- Exercise description: Keep the images out while you set down the data exactly.

- Items listed in a dataset:
= = = = = = =

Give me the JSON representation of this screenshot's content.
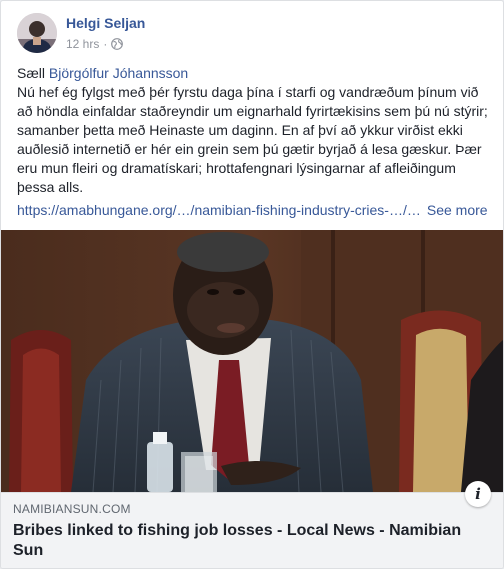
{
  "post": {
    "author": "Helgi Seljan",
    "time": "12 hrs",
    "separator": "·",
    "privacy_icon": "globe-icon",
    "greeting": "Sæll",
    "mention": "Björgólfur Jóhannsson",
    "body": "Nú hef ég fylgst með þér fyrstu daga þína í starfi og vandræðum þínum við að höndla einfaldar staðreyndir um eignarhald fyrirtækisins sem þú nú stýrir; samanber þetta með Heinaste um daginn. En af því að ykkur virðist ekki auðlesið internetið er hér ein grein sem þú gætir byrjað á lesa gæskur. Þær eru mun fleiri og dramatískari; hrottafengnari lýsingarnar af afleiðingum þessa alls.",
    "link_text": "https://amabhungane.org/…/namibian-fishing-industry-cries-…/…",
    "see_more": "See more"
  },
  "link_preview": {
    "domain": "NAMIBIANSUN.COM",
    "title": "Bribes linked to fishing job losses - Local News - Namibian Sun",
    "info_icon": "i"
  },
  "colors": {
    "link": "#385898",
    "text": "#1d2129",
    "meta": "#90949c",
    "preview_bg": "#f2f3f5"
  }
}
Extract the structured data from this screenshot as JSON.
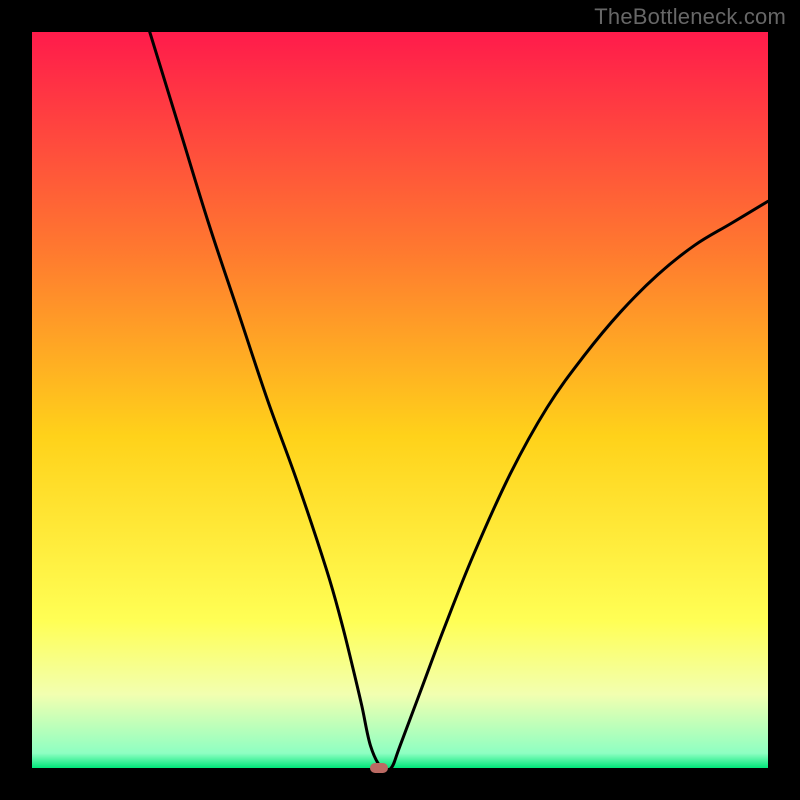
{
  "attribution": "TheBottleneck.com",
  "chart_data": {
    "type": "line",
    "title": "",
    "xlabel": "",
    "ylabel": "",
    "xlim": [
      0,
      100
    ],
    "ylim": [
      0,
      100
    ],
    "gradient_stops": [
      {
        "offset": 0.0,
        "color": "#ff1b4b"
      },
      {
        "offset": 0.3,
        "color": "#ff7a2f"
      },
      {
        "offset": 0.55,
        "color": "#ffd21a"
      },
      {
        "offset": 0.8,
        "color": "#ffff55"
      },
      {
        "offset": 0.9,
        "color": "#f2ffb0"
      },
      {
        "offset": 0.98,
        "color": "#8effc2"
      },
      {
        "offset": 1.0,
        "color": "#00e67a"
      }
    ],
    "series": [
      {
        "name": "bottleneck-curve",
        "x": [
          16,
          20,
          24,
          28,
          32,
          36,
          40,
          42,
          43.5,
          44.8,
          46.0,
          47.5,
          48.8,
          50.0,
          53,
          56,
          60,
          65,
          70,
          75,
          80,
          85,
          90,
          95,
          100
        ],
        "y": [
          100,
          87,
          74,
          62,
          50,
          39,
          27,
          20,
          14,
          8.5,
          3.0,
          0.0,
          0.0,
          3.0,
          11,
          19,
          29,
          40,
          49,
          56,
          62,
          67,
          71,
          74,
          77
        ]
      }
    ],
    "marker": {
      "x": 47.2,
      "y": 0.0,
      "color": "#bb6a63"
    }
  }
}
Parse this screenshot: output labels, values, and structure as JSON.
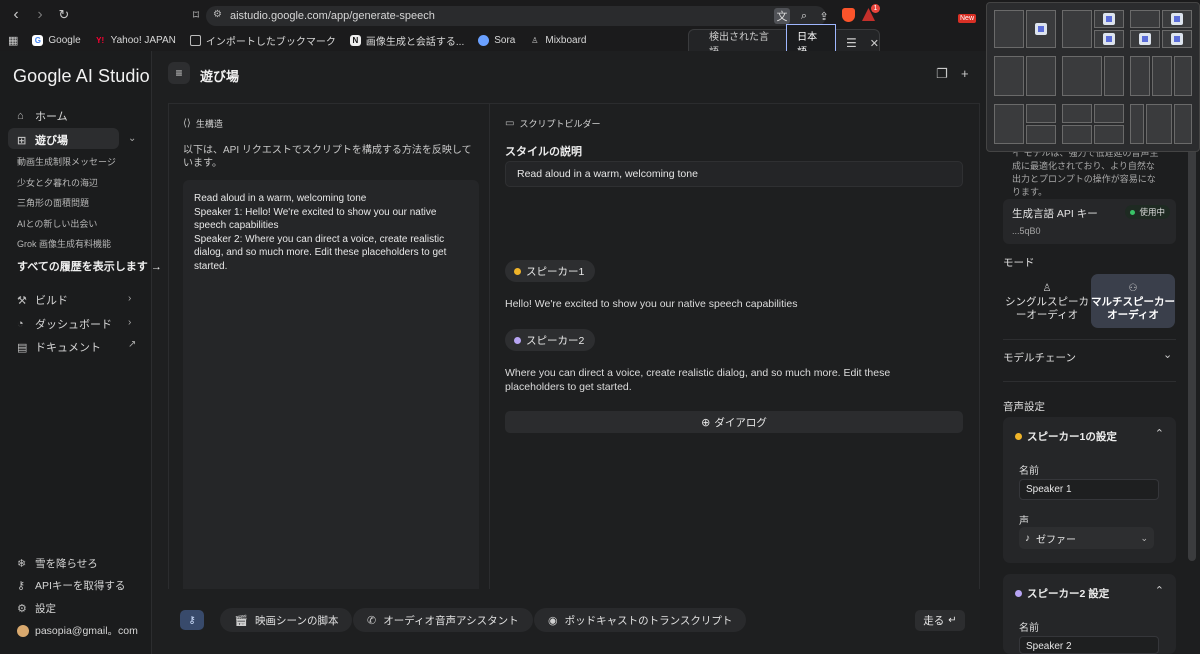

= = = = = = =

- Response area:
Give me the JSON representation of this screenshot's content.
{
  "post": {
    "author": "Helgi Seljan",
    "time": "12 hrs",
    "separator": "·",
    "privacy_icon": "globe-icon",
    "greeting": "Sæll",
    "mention": "Björgólfur Jóhannsson",
    "body": "Nú hef ég fylgst með þér fyrstu daga þína í starfi og vandræðum þínum við að höndla einfaldar staðreyndir um eignarhald fyrirtækisins sem þú nú stýrir; samanber þetta með Heinaste um daginn. En af því að ykkur virðist ekki auðlesið internetið er hér ein grein sem þú gætir byrjað á lesa gæskur. Þær eru mun fleiri og dramatískari; hrottafengnari lýsingarnar af afleiðingum þessa alls.",
    "link_text": "https://amabhungane.org/…/namibian-fishing-industry-cries-…/…",
    "see_more": "See more"
  },
  "link_preview": {
    "domain": "NAMIBIANSUN.COM",
    "title": "Bribes linked to fishing job losses - Local News - Namibian Sun",
    "info_icon": "i"
  },
  "colors": {
    "link": "#385898",
    "text": "#1d2129",
    "meta": "#90949c",
    "preview_bg": "#f2f3f5"
  }
}
Extract the structured data from this screenshot as JSON.
{
  "attribution": "TheBottleneck.com",
  "chart_data": {
    "type": "line",
    "title": "",
    "xlabel": "",
    "ylabel": "",
    "xlim": [
      0,
      100
    ],
    "ylim": [
      0,
      100
    ],
    "gradient_stops": [
      {
        "offset": 0.0,
        "color": "#ff1b4b"
      },
      {
        "offset": 0.3,
        "color": "#ff7a2f"
      },
      {
        "offset": 0.55,
        "color": "#ffd21a"
      },
      {
        "offset": 0.8,
        "color": "#ffff55"
      },
      {
        "offset": 0.9,
        "color": "#f2ffb0"
      },
      {
        "offset": 0.98,
        "color": "#8effc2"
      },
      {
        "offset": 1.0,
        "color": "#00e67a"
      }
    ],
    "series": [
      {
        "name": "bottleneck-curve",
        "x": [
          16,
          20,
          24,
          28,
          32,
          36,
          40,
          42,
          43.5,
          44.8,
          46.0,
          47.5,
          48.8,
          50.0,
          53,
          56,
          60,
          65,
          70,
          75,
          80,
          85,
          90,
          95,
          100
        ],
        "y": [
          100,
          87,
          74,
          62,
          50,
          39,
          27,
          20,
          14,
          8.5,
          3.0,
          0.0,
          0.0,
          3.0,
          11,
          19,
          29,
          40,
          49,
          56,
          62,
          67,
          71,
          74,
          77
        ]
      }
    ],
    "marker": {
      "x": 47.2,
      "y": 0.0,
      "color": "#bb6a63"
    }
  }
}
Parse this screenshot: output labels, values, and structure as JSON.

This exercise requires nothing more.